gives a performance improvement of 6 dB at BER of 10-2
A generic platform for high speed systems is proposed
on which the wireless LAN system will be demonstrated.
7. Demonstration Platform
We have defined generic platform concepts [6] to 8. References
enable reuse of modular hardware and of Linux driver
development software. The hardware concepts feature [1] W. Eberle et al, “A Digital 80 Mb/s OFDM
dedicated high-speed inter-board data links, flexible transceiver IC for Wireless LAN in the 5 GHz Band”,
configurable hardware, integration of Intellectual IEEE International Solid_State Circuits Conference,
Property (IP) cores and built-in debug facilities.
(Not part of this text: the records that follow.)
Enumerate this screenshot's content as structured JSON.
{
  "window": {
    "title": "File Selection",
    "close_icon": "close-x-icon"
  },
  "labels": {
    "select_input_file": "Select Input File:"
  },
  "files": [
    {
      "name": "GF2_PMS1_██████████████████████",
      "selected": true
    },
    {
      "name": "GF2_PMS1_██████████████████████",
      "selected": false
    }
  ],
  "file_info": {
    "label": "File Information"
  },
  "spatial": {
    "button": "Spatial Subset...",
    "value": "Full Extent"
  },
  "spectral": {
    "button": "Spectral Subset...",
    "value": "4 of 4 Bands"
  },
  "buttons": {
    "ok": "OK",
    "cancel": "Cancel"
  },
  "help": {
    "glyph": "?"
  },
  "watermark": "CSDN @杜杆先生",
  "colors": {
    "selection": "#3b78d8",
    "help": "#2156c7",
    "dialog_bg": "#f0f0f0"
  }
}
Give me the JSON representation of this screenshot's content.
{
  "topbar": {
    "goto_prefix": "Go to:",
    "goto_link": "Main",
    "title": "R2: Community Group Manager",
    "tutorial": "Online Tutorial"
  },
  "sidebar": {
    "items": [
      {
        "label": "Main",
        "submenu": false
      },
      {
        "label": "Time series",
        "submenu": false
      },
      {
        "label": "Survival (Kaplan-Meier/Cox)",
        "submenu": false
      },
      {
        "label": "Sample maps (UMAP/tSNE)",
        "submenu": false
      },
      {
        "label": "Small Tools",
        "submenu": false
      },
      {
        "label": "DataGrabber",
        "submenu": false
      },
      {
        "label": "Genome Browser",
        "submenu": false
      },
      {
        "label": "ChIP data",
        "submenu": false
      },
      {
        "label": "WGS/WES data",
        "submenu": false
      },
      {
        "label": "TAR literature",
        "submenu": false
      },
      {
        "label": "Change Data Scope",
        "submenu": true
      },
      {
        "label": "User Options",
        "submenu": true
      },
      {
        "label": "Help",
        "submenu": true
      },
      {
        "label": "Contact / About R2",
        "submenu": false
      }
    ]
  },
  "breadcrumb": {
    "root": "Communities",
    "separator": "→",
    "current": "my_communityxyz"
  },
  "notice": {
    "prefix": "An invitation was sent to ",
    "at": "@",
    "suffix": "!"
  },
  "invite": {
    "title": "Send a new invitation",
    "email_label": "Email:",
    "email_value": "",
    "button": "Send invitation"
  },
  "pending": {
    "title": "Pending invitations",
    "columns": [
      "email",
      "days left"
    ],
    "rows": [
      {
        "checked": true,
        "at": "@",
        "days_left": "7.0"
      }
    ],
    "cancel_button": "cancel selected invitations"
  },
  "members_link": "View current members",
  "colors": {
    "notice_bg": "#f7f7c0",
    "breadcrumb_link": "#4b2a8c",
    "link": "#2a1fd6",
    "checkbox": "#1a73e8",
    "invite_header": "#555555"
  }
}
The San Francisco, California, February 2000
boards are Compact PCI compliant and can be plugged in [2] L. Van der Perre, S. Thoen, P. Vandenameele,
a standard shelf to build a system. The wireless LAN “Adaptive loading strategy for a high speed OFDM-
system will be demonstrated on this platform (see Figure based WLAN”, IEEE Globecom ‘98, Sydney, Australia,
4) for which two boards are developed. One board is a November 1998, pp 1936-1940
general purpose board with two XilinX Virtex2 family [3] R.F.H. Fischer, and J.B. Huber, “A New Loading
FPGAs for implementation of the application specific Algorithm for Discrete Multitone Transmission”, IEEE
cores. The OFDM modem with adaptive loading is Proc. GLOBECOM ’96, London, England, November
mapped on a XC2V6000 FPGA. The second board 1996, pp. 724-728
contains one XilinX Virtex2 family FPGA and a socket [4]
to mount a front-end daughter board. The automatic gain [5] P. Schaumont, S. Vernalde, L. Rijnders, “A design
control (AGC) and intermediate frequency up- and down environment for the design of complex high-speed
conversion is implemented on the FPGA. For the real ASICs”, Proc. 35th Design Automation Conf., June 1998,
time demonstration of the wireless LAN system, the pp. 609-618
communication of payload data between the boards is [6] M. Wouters, T. Huybrechts, R. Huys, S. De Rore,
managed via high speed data links with a capacity of 1.4 S. Sanders, E. Umans, ”PICARD: Platform Concepts for
Gbit/sec per link. Prototyping and Demonstration of High Speed
Communication Systems”, Rapid System Prototyping
’02, Darmstadt, Germany, July 2002


Authorized licensed use limited to: UNIVERSITY OF WESTERN ONTARIO. Downloaded on April 3, 2009 at 11:23 from IEEE Xplore. Restrictions apply.